Element data from apps and pages:
"""

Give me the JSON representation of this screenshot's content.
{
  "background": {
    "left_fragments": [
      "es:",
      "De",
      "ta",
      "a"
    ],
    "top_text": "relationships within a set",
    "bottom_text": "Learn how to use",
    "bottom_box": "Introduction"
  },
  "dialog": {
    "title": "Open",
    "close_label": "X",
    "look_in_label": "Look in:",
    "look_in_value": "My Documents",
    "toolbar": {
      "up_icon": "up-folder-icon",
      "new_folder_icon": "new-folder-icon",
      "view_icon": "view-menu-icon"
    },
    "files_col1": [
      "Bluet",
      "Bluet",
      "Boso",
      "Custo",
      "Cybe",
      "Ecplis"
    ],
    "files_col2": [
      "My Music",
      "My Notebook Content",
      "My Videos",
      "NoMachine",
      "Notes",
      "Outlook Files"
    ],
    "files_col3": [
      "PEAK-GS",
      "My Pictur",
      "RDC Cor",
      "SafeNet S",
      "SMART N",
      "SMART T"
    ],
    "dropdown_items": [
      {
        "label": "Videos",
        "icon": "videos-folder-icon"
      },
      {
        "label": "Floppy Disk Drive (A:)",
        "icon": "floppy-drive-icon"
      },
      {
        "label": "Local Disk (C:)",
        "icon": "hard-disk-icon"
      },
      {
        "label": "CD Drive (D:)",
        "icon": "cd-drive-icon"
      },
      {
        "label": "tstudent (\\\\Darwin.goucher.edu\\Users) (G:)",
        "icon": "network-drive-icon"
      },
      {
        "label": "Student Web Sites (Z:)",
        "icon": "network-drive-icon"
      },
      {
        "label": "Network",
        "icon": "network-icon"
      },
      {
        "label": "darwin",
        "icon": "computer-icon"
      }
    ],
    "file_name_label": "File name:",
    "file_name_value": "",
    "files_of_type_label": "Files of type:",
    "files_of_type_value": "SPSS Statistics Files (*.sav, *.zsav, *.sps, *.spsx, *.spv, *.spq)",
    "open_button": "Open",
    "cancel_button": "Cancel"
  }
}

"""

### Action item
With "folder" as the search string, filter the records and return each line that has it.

### Solution to the exercise
      "up_icon": "up-folder-icon",
      "new_folder_icon": "new-folder-icon",
        "icon": "videos-folder-icon"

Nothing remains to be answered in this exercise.